Okay, let’s take a step back.  First of all, there’s something bigger going on here and it’s really just this: people like funny people.  Have you ever met someone who said, “I don’t like funny people.  They turn me off.”  It’s probably a rare preference.  Granted, there are probably plenty of people who say, “that person is funny, but they never taking anything seriously.” But, that’s really two qualities: funny and unsympathetic.  People like funny people.  Girls like a funny guy.  Most guys like a funny girl.  Neither this article or the study it references says that women will only date men who are funny, it simply says that being funny makes you an attractive man.  But it’s the same for me — as a man, I like being friends with men who are funny because I’m likely to have a good time with them.  This goes the same for girls: I like being friends with girls who are funny (or have a good sense of humor) because I’m likely to have a good time with them too.  The person I date, therefore, also gets a leg up by being funny: I’m likely going to have a good time with them.
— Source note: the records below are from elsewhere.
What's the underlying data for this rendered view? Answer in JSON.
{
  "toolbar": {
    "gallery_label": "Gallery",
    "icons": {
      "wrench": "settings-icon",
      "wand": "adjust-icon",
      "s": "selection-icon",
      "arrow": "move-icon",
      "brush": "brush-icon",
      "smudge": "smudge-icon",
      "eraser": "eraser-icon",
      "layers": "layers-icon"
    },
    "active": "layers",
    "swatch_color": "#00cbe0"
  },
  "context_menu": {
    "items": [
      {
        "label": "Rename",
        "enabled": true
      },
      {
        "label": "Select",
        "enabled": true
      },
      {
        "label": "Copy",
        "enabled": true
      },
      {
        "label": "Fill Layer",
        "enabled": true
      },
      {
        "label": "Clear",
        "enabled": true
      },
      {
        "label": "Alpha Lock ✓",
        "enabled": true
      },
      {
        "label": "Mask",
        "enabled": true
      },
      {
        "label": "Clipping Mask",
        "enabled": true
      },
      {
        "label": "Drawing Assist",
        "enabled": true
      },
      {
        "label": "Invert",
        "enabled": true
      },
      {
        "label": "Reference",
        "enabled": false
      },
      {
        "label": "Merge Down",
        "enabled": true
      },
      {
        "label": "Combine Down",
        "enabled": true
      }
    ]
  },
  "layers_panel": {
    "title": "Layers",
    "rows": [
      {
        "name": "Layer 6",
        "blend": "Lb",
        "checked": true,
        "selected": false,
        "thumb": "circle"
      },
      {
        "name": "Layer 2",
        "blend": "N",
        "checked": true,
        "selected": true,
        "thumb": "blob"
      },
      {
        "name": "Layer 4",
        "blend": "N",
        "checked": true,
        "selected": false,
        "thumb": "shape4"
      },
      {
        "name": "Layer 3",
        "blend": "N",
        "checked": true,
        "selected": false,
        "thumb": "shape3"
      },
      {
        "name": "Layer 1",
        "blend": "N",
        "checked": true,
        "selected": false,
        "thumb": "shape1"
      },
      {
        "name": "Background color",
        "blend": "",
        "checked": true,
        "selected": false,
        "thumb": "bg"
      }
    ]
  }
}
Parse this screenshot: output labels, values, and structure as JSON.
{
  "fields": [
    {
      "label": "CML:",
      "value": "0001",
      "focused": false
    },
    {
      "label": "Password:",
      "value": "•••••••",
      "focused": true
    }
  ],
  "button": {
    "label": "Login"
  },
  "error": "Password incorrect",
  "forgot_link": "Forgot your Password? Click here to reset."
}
Now let’s take a look at this article’s actual content: a study took forty people (not statistically significant of the general population) and had them answer a question, of which roughly twenty people answered humorously.  They then showed these answers to eleven people (not statistically significant of any population) who rated the responses based on expected attractiveness.  Scientifically, this study proves absolutely nothing as these numbers are too small to be representative of any large group of women.  Of course, the scientists behind this probably aren’t boasting this as a conclusive study, rather it indicates a more substantial study might be worth doing in the future.  But as I said before, being attracted to funny people really isn’t a game changing conclusion — people are attracted to humor, regardless if it’s platonic, romantic or gender.

Scientists do this all the time — they take a notion that’s generally considered well known and run a study on it.  It’s basically a way for scientists to say, “most people seem to think this is a fact, but we should run a study on it to make sure it’s scientifically proven.”  Generally, however, scientists don’t run these studies with the intention of getting recognition for its results.  They share the results, as their duty as scientists dictates, but they rarely will raise any flags saying that they’ve stumbled on something huge.

That’s where Men’s Health comes in.  Their Google Alert for “Chicks digging stuff” chimed in as “CHICKS DIG FUNNY!” and stopped the presses.  They then point to other vague studies that don’t really say anything new and then go to a bunch of B and C level comedians for tips on how to be funny.  Most the comedians respond with what comedians should respond with: a half assed joke of a response.  Men’s Health aggregates the responses, throws in some numbers to make the article seem like it’s well researched and then adds in a title that objectifies women as “chicks.”  Way to go, Men’s Health, I think we’ve all learned something today.